3M had given us some brief Q&A to emphasise the importance of, and the differences between, fit checking and fit testing, enabling you and your employees to safely use respirators while knowing how responsibility is shared.
What types of respirators need to be fit tested and fit checked?
Any tight-fitting Respiratory Protective Equipment (RPE) – disposable respirators, reusable half masks and reusable full face masks. All employees that use tight-fitting RPE as a control measure must be fit tested.
Why is respiratory fit important?
Employees working in hazardous environments need protection from airborne contaminants, which can cause serious physical ailments. When a tight-fitting respirator is used the fit is critical to enable protection and comfort for the wearer. An inadequate seal between the respirator and the wearer’s face can result in contaminated air entering the mask and therefore being breathed in by the wearer.
What factors affect fit?
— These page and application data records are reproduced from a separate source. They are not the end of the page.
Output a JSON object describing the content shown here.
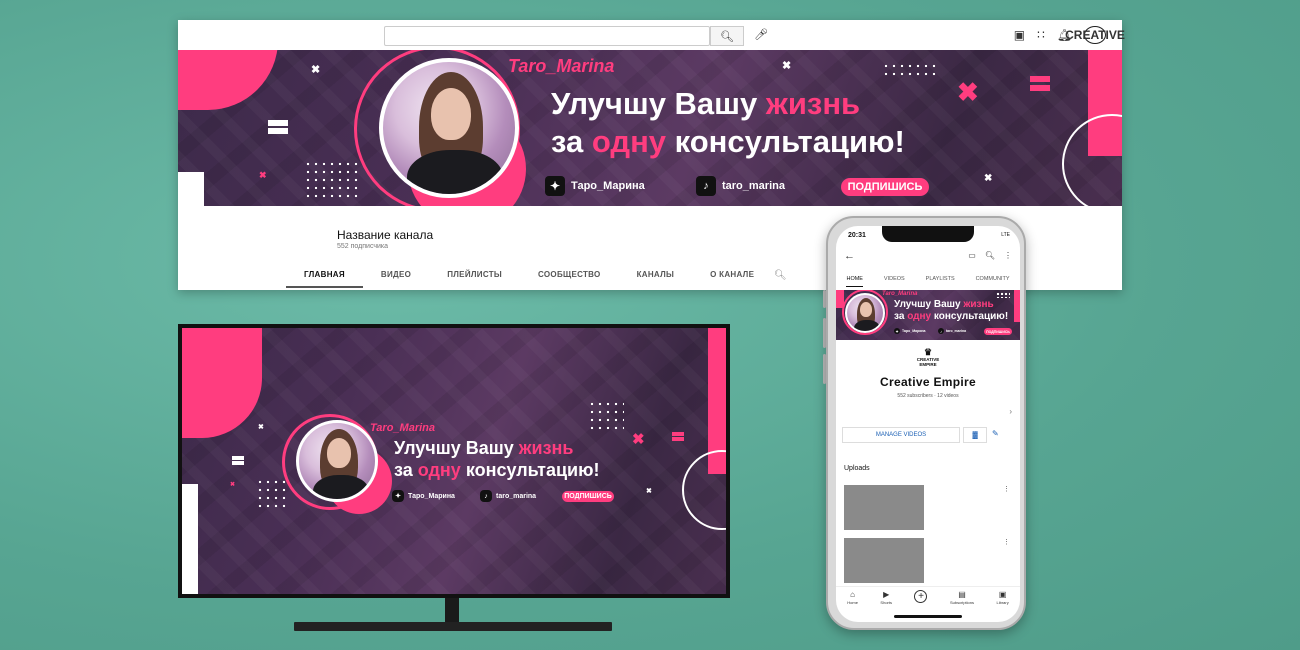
{
  "desktop": {
    "channel_name": "Название канала",
    "subscribers": "552 подписчика",
    "tabs": [
      "ГЛАВНАЯ",
      "ВИДЕО",
      "ПЛЕЙЛИСТЫ",
      "СООБЩЕСТВО",
      "КАНАЛЫ",
      "О КАНАЛЕ"
    ],
    "active_tab": 0
  },
  "banner": {
    "name": "Taro_Marina",
    "line1_a": "Улучшу Вашу ",
    "line1_hl": "жизнь",
    "line2_a": "за ",
    "line2_hl": "одну",
    "line2_b": " консультацию!",
    "social_1": "Таро_Марина",
    "social_2": "taro_marina",
    "subscribe": "ПОДПИШИСЬ"
  },
  "logo": {
    "line1": "CREATIVE",
    "line2": "EMPIRE"
  },
  "phone": {
    "time": "20:31",
    "status": "LTE",
    "tabs": [
      "HOME",
      "VIDEOS",
      "PLAYLISTS",
      "COMMUNITY"
    ],
    "channel": "Creative Empire",
    "meta": "552 subscribers · 12 videos",
    "manage": "MANAGE VIDEOS",
    "uploads": "Uploads",
    "nav": [
      "Home",
      "Shorts",
      "",
      "Subscriptions",
      "Library"
    ]
  },
  "colors": {
    "accent": "#ff3d7f",
    "background": "#5fae9c",
    "banner": "#4a2f55"
  },
  "icons": {
    "search": "search-icon",
    "mic": "mic-icon",
    "create": "video-create-icon",
    "apps": "apps-grid-icon",
    "bell": "bell-icon",
    "cast": "cast-icon",
    "more": "more-vert-icon"
  }
}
Face shape and size, facial hair, eyewear (both prescription and safety glasses) and jewellery should all be considered.
What is the difference between a fit test and a fit check?
Fit test: This is a test that must be conducted every time a new model of tight-fitting RPE is selected. It should be conducted by a competent person appointed by the employer. This test is the employer’s responsibility and is a requirement of COSHH.
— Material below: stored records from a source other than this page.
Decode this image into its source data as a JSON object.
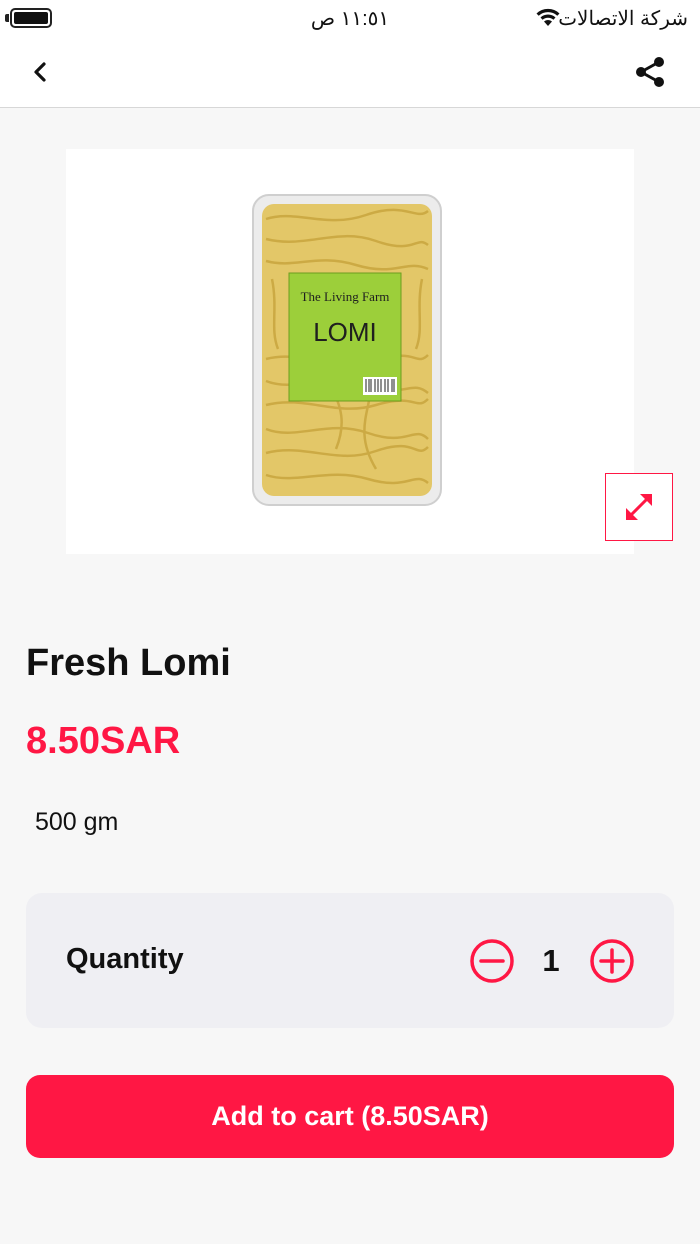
{
  "status_bar": {
    "time": "١١:٥١ ص",
    "carrier": "شركة الاتصالات"
  },
  "nav": {
    "back_icon": "chevron-left-icon",
    "share_icon": "share-icon"
  },
  "product": {
    "image": {
      "brand_text": "The Living Farm",
      "label_text": "LOMI",
      "expand_icon": "expand-arrows-icon"
    },
    "title": "Fresh Lomi",
    "price": "8.50SAR",
    "weight": "500 gm"
  },
  "quantity": {
    "label": "Quantity",
    "value": "1",
    "minus_icon": "minus-circle-icon",
    "plus_icon": "plus-circle-icon"
  },
  "cart": {
    "button_label": "Add to cart (8.50SAR)"
  },
  "colors": {
    "accent": "#ff1744",
    "card_bg": "#efeff3",
    "page_bg": "#f7f7f7"
  }
}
Fit check: This is a check that should be carried out by the employee/wearer of the device each time that they put it on, even if this occurs several times per day. Although not a formal requirement like fit testing, a fit check is a good practice that gives an indication that the respirator is positioned correctly. The responsibility of a fit check remains with the employee.
What are the positive and negative pressure fit checks?
Positive pressure fit checks involve the respirators being ‘over-inflated’ by exhaled air to help identify leaks. Negative pressure fit checks involve the respirator being sucked onto the face to help identify leaks. The method varies by model and will be described in the user instructions.
Positive pressure checks generally involve the exhalation valve being sealed before exhaling into the respiratory device. If a slight positive pressure can build up inside the facepiece without any obvious leakage of air, then it is considered a satisfactory fit. Likewise, to check negative pressure, a wearer can close the inlet valve and inhale. If there is no obvious inward leakage of air then this is also considered a satisfactory fit.
Disclaimer: The information provided through Greenham Pulse is for general guidance only and is not legal advice. Greenham Pulse is not a substitute for Health and Safety consultancy. You should seek independent advice about any legal matter.